Problem to work on: An exact copy of the listing below is required.

Information:

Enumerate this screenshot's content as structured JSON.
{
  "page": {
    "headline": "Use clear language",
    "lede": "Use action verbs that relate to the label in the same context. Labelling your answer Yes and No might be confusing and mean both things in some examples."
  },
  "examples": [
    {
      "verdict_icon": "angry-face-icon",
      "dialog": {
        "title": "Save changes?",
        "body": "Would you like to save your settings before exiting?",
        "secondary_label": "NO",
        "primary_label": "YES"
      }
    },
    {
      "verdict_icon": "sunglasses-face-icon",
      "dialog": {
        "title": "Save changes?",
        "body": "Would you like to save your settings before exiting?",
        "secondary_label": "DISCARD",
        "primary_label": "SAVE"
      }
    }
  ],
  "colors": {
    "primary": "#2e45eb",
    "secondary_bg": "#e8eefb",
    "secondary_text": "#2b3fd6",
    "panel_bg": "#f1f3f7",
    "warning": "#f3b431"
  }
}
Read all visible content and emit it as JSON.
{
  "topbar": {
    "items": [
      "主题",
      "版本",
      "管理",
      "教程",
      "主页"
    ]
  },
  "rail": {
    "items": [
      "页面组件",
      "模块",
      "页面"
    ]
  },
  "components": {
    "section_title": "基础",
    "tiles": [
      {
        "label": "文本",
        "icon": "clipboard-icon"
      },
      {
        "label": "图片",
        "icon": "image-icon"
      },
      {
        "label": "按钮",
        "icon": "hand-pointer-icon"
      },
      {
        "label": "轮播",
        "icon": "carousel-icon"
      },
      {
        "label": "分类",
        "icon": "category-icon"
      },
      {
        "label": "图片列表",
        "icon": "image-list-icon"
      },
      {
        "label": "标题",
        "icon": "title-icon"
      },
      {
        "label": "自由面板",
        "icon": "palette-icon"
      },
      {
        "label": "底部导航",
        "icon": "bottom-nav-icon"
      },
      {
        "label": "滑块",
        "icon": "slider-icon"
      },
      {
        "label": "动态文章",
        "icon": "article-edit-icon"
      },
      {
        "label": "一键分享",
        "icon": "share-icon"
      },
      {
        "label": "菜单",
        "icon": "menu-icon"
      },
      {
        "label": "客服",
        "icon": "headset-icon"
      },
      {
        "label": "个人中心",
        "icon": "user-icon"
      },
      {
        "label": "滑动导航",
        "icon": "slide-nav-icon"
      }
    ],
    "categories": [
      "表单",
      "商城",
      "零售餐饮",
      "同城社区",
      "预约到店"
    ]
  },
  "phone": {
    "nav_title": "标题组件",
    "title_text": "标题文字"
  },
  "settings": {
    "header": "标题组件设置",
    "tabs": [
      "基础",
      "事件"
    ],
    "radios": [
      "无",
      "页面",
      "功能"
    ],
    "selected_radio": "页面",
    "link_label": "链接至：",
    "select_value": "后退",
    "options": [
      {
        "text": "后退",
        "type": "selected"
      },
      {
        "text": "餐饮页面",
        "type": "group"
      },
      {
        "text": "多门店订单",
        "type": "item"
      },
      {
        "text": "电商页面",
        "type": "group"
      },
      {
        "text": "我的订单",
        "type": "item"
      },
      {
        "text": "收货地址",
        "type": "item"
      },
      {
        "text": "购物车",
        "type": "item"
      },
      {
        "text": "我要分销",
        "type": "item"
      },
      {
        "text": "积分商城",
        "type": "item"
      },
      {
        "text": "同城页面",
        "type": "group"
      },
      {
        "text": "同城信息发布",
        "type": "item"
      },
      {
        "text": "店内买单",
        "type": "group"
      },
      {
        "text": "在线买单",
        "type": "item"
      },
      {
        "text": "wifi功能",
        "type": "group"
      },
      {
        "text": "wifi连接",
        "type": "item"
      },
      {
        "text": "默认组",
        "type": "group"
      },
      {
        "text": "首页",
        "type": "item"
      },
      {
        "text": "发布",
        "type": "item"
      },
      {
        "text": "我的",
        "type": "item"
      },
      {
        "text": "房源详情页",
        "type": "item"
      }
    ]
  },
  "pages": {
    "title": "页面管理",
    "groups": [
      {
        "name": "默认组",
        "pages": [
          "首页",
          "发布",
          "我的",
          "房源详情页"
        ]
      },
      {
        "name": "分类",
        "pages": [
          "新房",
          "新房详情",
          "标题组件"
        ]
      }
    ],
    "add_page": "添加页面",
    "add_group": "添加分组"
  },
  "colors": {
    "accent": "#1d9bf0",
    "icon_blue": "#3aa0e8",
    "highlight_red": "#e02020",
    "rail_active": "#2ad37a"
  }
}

Response area:
Enumerate this screenshot's content as structured JSON.
{
  "page": {
    "headline": "Use clear language",
    "lede": "Use action verbs that relate to the label in the same context. Labelling your answer Yes and No might be confusing and mean both things in some examples."
  },
  "examples": [
    {
      "verdict_icon": "angry-face-icon",
      "dialog": {
        "title": "Save changes?",
        "body": "Would you like to save your settings before exiting?",
        "secondary_label": "NO",
        "primary_label": "YES"
      }
    },
    {
      "verdict_icon": "sunglasses-face-icon",
      "dialog": {
        "title": "Save changes?",
        "body": "Would you like to save your settings before exiting?",
        "secondary_label": "DISCARD",
        "primary_label": "SAVE"
      }
    }
  ],
  "colors": {
    "primary": "#2e45eb",
    "secondary_bg": "#e8eefb",
    "secondary_text": "#2b3fd6",
    "panel_bg": "#f1f3f7",
    "warning": "#f3b431"
  }
}
Read all visible content and emit it as JSON.
{
  "topbar": {
    "items": [
      "主题",
      "版本",
      "管理",
      "教程",
      "主页"
    ]
  },
  "rail": {
    "items": [
      "页面组件",
      "模块",
      "页面"
    ]
  },
  "components": {
    "section_title": "基础",
    "tiles": [
      {
        "label": "文本",
        "icon": "clipboard-icon"
      },
      {
        "label": "图片",
        "icon": "image-icon"
      },
      {
        "label": "按钮",
        "icon": "hand-pointer-icon"
      },
      {
        "label": "轮播",
        "icon": "carousel-icon"
      },
      {
        "label": "分类",
        "icon": "category-icon"
      },
      {
        "label": "图片列表",
        "icon": "image-list-icon"
      },
      {
        "label": "标题",
        "icon": "title-icon"
      },
      {
        "label": "自由面板",
        "icon": "palette-icon"
      },
      {
        "label": "底部导航",
        "icon": "bottom-nav-icon"
      },
      {
        "label": "滑块",
        "icon": "slider-icon"
      },
      {
        "label": "动态文章",
        "icon": "article-edit-icon"
      },
      {
        "label": "一键分享",
        "icon": "share-icon"
      },
      {
        "label": "菜单",
        "icon": "menu-icon"
      },
      {
        "label": "客服",
        "icon": "headset-icon"
      },
      {
        "label": "个人中心",
        "icon": "user-icon"
      },
      {
        "label": "滑动导航",
        "icon": "slide-nav-icon"
      }
    ],
    "categories": [
      "表单",
      "商城",
      "零售餐饮",
      "同城社区",
      "预约到店"
    ]
  },
  "phone": {
    "nav_title": "标题组件",
    "title_text": "标题文字"
  },
  "settings": {
    "header": "标题组件设置",
    "tabs": [
      "基础",
      "事件"
    ],
    "radios": [
      "无",
      "页面",
      "功能"
    ],
    "selected_radio": "页面",
    "link_label": "链接至：",
    "select_value": "后退",
    "options": [
      {
        "text": "后退",
        "type": "selected"
      },
      {
        "text": "餐饮页面",
        "type": "group"
      },
      {
        "text": "多门店订单",
        "type": "item"
      },
      {
        "text": "电商页面",
        "type": "group"
      },
      {
        "text": "我的订单",
        "type": "item"
      },
      {
        "text": "收货地址",
        "type": "item"
      },
      {
        "text": "购物车",
        "type": "item"
      },
      {
        "text": "我要分销",
        "type": "item"
      },
      {
        "text": "积分商城",
        "type": "item"
      },
      {
        "text": "同城页面",
        "type": "group"
      },
      {
        "text": "同城信息发布",
        "type": "item"
      },
      {
        "text": "店内买单",
        "type": "group"
      },
      {
        "text": "在线买单",
        "type": "item"
      },
      {
        "text": "wifi功能",
        "type": "group"
      },
      {
        "text": "wifi连接",
        "type": "item"
      },
      {
        "text": "默认组",
        "type": "group"
      },
      {
        "text": "首页",
        "type": "item"
      },
      {
        "text": "发布",
        "type": "item"
      },
      {
        "text": "我的",
        "type": "item"
      },
      {
        "text": "房源详情页",
        "type": "item"
      }
    ]
  },
  "pages": {
    "title": "页面管理",
    "groups": [
      {
        "name": "默认组",
        "pages": [
          "首页",
          "发布",
          "我的",
          "房源详情页"
        ]
      },
      {
        "name": "分类",
        "pages": [
          "新房",
          "新房详情",
          "标题组件"
        ]
      }
    ],
    "add_page": "添加页面",
    "add_group": "添加分组"
  },
  "colors": {
    "accent": "#1d9bf0",
    "icon_blue": "#3aa0e8",
    "highlight_red": "#e02020",
    "rail_active": "#2ad37a"
  }
}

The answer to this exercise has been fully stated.